• _Problem to solve_:
For every line in the material, produce an exact copy.

========================================================================

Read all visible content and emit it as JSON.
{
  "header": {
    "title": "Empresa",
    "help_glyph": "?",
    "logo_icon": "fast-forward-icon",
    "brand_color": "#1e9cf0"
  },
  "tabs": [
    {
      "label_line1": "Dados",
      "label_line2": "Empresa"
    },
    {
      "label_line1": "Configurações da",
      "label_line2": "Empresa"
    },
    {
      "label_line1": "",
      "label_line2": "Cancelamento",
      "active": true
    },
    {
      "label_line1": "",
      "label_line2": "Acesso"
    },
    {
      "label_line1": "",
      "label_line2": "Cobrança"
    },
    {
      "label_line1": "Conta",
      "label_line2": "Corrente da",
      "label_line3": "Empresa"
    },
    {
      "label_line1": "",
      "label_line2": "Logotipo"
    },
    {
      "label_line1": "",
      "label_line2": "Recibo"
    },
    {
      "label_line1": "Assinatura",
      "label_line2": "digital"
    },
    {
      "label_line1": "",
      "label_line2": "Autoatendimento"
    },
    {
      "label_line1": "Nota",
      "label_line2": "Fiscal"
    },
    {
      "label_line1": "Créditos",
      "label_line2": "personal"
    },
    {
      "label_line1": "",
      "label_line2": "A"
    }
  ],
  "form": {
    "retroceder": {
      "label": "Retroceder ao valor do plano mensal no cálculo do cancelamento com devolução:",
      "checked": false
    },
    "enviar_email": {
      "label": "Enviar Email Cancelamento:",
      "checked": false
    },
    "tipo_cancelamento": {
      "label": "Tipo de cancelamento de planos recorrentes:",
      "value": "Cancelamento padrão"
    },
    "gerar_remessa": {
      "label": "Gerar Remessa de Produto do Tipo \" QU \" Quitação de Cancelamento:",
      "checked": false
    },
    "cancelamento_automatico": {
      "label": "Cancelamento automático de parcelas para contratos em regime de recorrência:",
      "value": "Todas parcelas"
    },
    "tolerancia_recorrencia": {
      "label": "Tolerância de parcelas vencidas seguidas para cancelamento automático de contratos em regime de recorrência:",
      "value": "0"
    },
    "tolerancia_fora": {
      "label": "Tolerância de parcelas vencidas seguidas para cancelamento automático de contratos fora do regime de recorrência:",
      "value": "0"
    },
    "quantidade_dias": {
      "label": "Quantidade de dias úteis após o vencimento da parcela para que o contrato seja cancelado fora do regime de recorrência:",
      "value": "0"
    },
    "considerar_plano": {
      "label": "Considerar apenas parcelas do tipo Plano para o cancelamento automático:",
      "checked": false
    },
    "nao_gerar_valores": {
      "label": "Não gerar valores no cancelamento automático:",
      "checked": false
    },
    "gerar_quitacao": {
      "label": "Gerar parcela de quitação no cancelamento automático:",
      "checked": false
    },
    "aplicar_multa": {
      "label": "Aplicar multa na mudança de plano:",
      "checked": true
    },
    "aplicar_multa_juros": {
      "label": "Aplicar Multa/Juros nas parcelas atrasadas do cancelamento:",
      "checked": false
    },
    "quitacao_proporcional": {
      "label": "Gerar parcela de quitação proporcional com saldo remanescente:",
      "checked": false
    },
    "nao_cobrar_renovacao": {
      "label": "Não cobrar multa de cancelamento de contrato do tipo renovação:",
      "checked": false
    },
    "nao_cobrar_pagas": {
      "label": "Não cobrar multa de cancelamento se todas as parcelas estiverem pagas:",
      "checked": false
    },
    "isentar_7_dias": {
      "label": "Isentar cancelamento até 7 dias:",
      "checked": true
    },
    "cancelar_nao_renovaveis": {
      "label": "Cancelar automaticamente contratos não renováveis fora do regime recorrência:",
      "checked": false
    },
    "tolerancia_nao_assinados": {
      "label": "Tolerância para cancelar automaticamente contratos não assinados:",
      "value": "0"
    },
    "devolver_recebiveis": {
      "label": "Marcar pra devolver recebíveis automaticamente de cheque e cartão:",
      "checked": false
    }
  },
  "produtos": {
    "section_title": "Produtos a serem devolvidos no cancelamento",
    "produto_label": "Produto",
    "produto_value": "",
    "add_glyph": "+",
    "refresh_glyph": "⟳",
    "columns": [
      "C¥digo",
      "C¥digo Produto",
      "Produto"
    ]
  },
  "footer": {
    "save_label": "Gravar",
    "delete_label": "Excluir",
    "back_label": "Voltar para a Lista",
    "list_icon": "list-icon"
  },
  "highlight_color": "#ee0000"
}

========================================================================

• _Final answer_:
Read all visible content and emit it as JSON.
{
  "header": {
    "title": "Empresa",
    "help_glyph": "?",
    "logo_icon": "fast-forward-icon",
    "brand_color": "#1e9cf0"
  },
  "tabs": [
    {
      "label_line1": "Dados",
      "label_line2": "Empresa"
    },
    {
      "label_line1": "Configurações da",
      "label_line2": "Empresa"
    },
    {
      "label_line1": "",
      "label_line2": "Cancelamento",
      "active": true
    },
    {
      "label_line1": "",
      "label_line2": "Acesso"
    },
    {
      "label_line1": "",
      "label_line2": "Cobrança"
    },
    {
      "label_line1": "Conta",
      "label_line2": "Corrente da",
      "label_line3": "Empresa"
    },
    {
      "label_line1": "",
      "label_line2": "Logotipo"
    },
    {
      "label_line1": "",
      "label_line2": "Recibo"
    },
    {
      "label_line1": "Assinatura",
      "label_line2": "digital"
    },
    {
      "label_line1": "",
      "label_line2": "Autoatendimento"
    },
    {
      "label_line1": "Nota",
      "label_line2": "Fiscal"
    },
    {
      "label_line1": "Créditos",
      "label_line2": "personal"
    },
    {
      "label_line1": "",
      "label_line2": "A"
    }
  ],
  "form": {
    "retroceder": {
      "label": "Retroceder ao valor do plano mensal no cálculo do cancelamento com devolução:",
      "checked": false
    },
    "enviar_email": {
      "label": "Enviar Email Cancelamento:",
      "checked": false
    },
    "tipo_cancelamento": {
      "label": "Tipo de cancelamento de planos recorrentes:",
      "value": "Cancelamento padrão"
    },
    "gerar_remessa": {
      "label": "Gerar Remessa de Produto do Tipo \" QU \" Quitação de Cancelamento:",
      "checked": false
    },
    "cancelamento_automatico": {
      "label": "Cancelamento automático de parcelas para contratos em regime de recorrência:",
      "value": "Todas parcelas"
    },
    "tolerancia_recorrencia": {
      "label": "Tolerância de parcelas vencidas seguidas para cancelamento automático de contratos em regime de recorrência:",
      "value": "0"
    },
    "tolerancia_fora": {
      "label": "Tolerância de parcelas vencidas seguidas para cancelamento automático de contratos fora do regime de recorrência:",
      "value": "0"
    },
    "quantidade_dias": {
      "label": "Quantidade de dias úteis após o vencimento da parcela para que o contrato seja cancelado fora do regime de recorrência:",
      "value": "0"
    },
    "considerar_plano": {
      "label": "Considerar apenas parcelas do tipo Plano para o cancelamento automático:",
      "checked": false
    },
    "nao_gerar_valores": {
      "label": "Não gerar valores no cancelamento automático:",
      "checked": false
    },
    "gerar_quitacao": {
      "label": "Gerar parcela de quitação no cancelamento automático:",
      "checked": false
    },
    "aplicar_multa": {
      "label": "Aplicar multa na mudança de plano:",
      "checked": true
    },
    "aplicar_multa_juros": {
      "label": "Aplicar Multa/Juros nas parcelas atrasadas do cancelamento:",
      "checked": false
    },
    "quitacao_proporcional": {
      "label": "Gerar parcela de quitação proporcional com saldo remanescente:",
      "checked": false
    },
    "nao_cobrar_renovacao": {
      "label": "Não cobrar multa de cancelamento de contrato do tipo renovação:",
      "checked": false
    },
    "nao_cobrar_pagas": {
      "label": "Não cobrar multa de cancelamento se todas as parcelas estiverem pagas:",
      "checked": false
    },
    "isentar_7_dias": {
      "label": "Isentar cancelamento até 7 dias:",
      "checked": true
    },
    "cancelar_nao_renovaveis": {
      "label": "Cancelar automaticamente contratos não renováveis fora do regime recorrência:",
      "checked": false
    },
    "tolerancia_nao_assinados": {
      "label": "Tolerância para cancelar automaticamente contratos não assinados:",
      "value": "0"
    },
    "devolver_recebiveis": {
      "label": "Marcar pra devolver recebíveis automaticamente de cheque e cartão:",
      "checked": false
    }
  },
  "produtos": {
    "section_title": "Produtos a serem devolvidos no cancelamento",
    "produto_label": "Produto",
    "produto_value": "",
    "add_glyph": "+",
    "refresh_glyph": "⟳",
    "columns": [
      "C¥digo",
      "C¥digo Produto",
      "Produto"
    ]
  },
  "footer": {
    "save_label": "Gravar",
    "delete_label": "Excluir",
    "back_label": "Voltar para a Lista",
    "list_icon": "list-icon"
  },
  "highlight_color": "#ee0000"
}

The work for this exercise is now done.